Vague concepts feed the machine

Although it’s well known that Google is looking for what it calls ‘E-A-T’, or Expertise, Authoritativeness, and Trustworthiness, not many of us really think about how we might highlight this in our content. One reason is that the terms are hard to define. Once we make the effort to define them though, we tend to assume that no machine-based algorithm could identify these traits.

That would be a mistake.

Show me half a dozen articles accepted as being expert (or authoritative, or trustworthy) and I’m sure I couldn’t spot anything which a machine could latch onto as evidence those descriptors were true. But given the unimaginable amount of data that search engines have available to them, I’d bet there are several indicators, some of them almost bulletproof. A lot of it will be about spotting patterns, not just in the documents, but in those that link to them or surround them.

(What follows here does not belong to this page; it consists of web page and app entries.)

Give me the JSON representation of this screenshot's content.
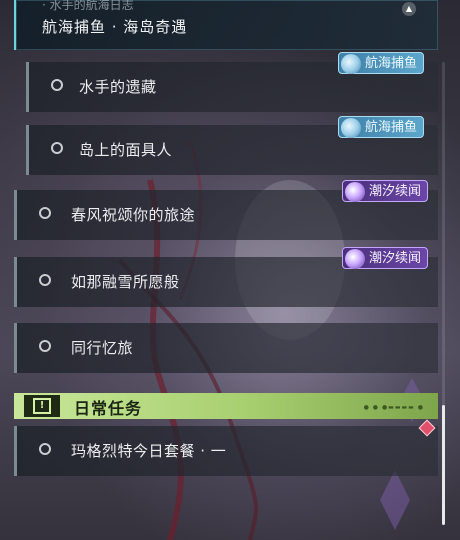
{
  "top_card": {
    "subtitle": "· 水手的航海日志",
    "title": "航海捕鱼 · 海岛奇遇"
  },
  "quests": [
    {
      "label": "水手的遗藏",
      "tag": "航海捕鱼"
    },
    {
      "label": "岛上的面具人",
      "tag": "航海捕鱼"
    },
    {
      "label": "春风祝颂你的旅途",
      "tag": "潮汐续闻"
    },
    {
      "label": "如那融雪所愿般",
      "tag": "潮汐续闻"
    },
    {
      "label": "同行忆旅",
      "tag": ""
    }
  ],
  "daily": {
    "title": "日常任务",
    "decoration": "● ● ●▬▬▬▬ ●",
    "quests": [
      {
        "label": "玛格烈特今日套餐 · 一"
      }
    ]
  },
  "colors": {
    "fish_tag": "#5ca6cc",
    "tide_tag": "#6a46a8",
    "daily_header": "#a7cf6f",
    "accent_line": "#6fd3e0"
  }
}
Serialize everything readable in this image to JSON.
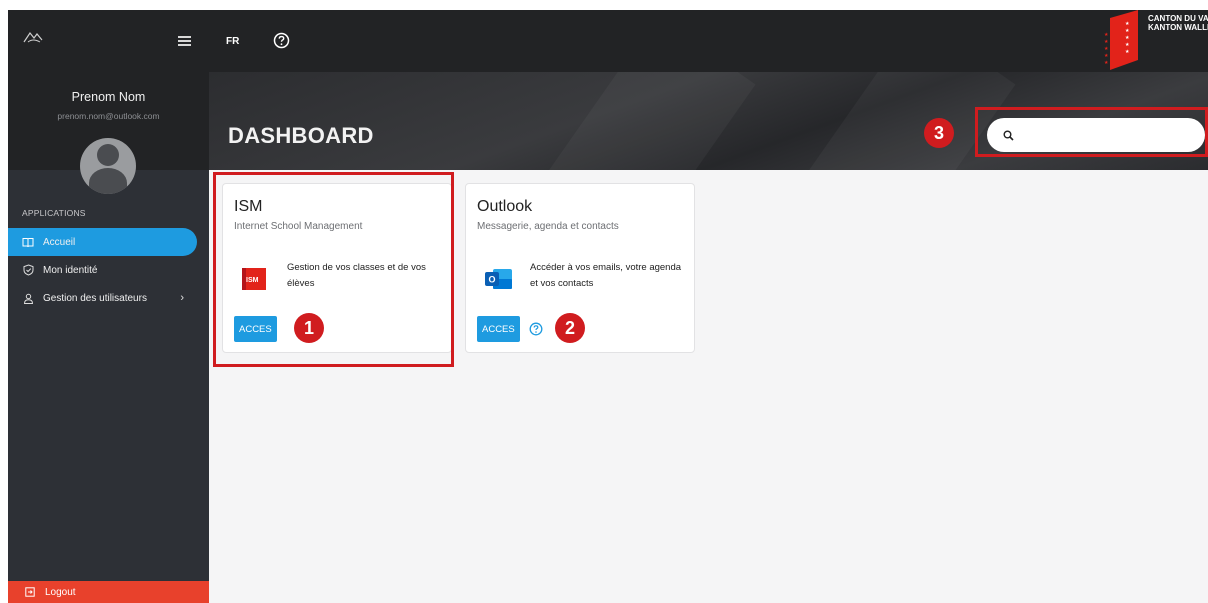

It should be emphasised that expertise, authoritativeness, and trustworthiness are not ranking factors in themselves. They are concepts which independent reviewers are asked to rate content on, in manual exercises – not to rank that content, but to give Google’s machine intelligence starting points in looking for patterns.

As this excellent recent article on the subject concluded: “It makes sense to think hard about what those words expertise, authoritativeness, and trustworthiness mean and apply your insights to every webpage that you publish.”